WORK REQUEST -
Wherever the word "fallenchungus" appears in a line of the records, copy that line.

PROVIDED DATA -
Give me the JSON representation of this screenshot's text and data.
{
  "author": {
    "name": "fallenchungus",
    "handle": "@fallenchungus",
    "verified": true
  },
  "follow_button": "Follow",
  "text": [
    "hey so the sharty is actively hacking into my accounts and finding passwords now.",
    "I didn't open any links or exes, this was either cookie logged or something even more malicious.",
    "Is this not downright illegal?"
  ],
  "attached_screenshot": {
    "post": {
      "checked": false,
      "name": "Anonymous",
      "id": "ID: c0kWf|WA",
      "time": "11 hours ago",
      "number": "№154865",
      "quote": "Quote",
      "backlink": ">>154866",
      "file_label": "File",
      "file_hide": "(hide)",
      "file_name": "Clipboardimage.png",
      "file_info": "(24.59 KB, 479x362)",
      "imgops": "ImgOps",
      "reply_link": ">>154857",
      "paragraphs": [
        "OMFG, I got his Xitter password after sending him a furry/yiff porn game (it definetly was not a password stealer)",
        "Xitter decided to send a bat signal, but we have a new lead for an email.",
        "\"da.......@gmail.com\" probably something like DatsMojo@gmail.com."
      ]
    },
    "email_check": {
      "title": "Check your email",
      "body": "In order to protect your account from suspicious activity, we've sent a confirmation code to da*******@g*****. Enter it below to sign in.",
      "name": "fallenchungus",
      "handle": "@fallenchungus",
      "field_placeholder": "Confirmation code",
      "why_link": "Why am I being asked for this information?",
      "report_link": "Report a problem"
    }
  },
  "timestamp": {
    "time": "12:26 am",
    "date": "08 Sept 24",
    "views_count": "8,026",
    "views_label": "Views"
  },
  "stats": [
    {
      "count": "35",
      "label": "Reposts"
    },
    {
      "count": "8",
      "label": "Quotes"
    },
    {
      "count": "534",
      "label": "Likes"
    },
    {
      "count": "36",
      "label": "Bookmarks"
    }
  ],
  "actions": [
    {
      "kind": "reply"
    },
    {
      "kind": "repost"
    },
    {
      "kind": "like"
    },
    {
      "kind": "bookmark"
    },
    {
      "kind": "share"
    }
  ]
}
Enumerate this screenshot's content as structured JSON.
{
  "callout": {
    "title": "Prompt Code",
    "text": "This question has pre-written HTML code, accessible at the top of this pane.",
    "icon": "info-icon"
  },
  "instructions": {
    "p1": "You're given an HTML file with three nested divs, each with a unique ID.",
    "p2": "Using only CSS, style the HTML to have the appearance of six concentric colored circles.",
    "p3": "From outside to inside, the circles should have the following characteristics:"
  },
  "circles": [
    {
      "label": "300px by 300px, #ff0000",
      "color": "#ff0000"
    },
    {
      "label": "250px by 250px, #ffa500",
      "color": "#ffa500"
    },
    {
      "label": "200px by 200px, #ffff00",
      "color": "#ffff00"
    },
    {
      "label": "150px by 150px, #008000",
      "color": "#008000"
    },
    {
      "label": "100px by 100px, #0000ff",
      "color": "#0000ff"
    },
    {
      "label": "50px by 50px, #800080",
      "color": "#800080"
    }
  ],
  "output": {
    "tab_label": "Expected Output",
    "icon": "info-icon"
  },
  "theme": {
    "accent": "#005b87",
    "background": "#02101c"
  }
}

SOLUTION TO THIS EXERCISE -
    "name": "fallenchungus",
    "handle": "@fallenchungus",
      "name": "fallenchungus",
      "handle": "@fallenchungus",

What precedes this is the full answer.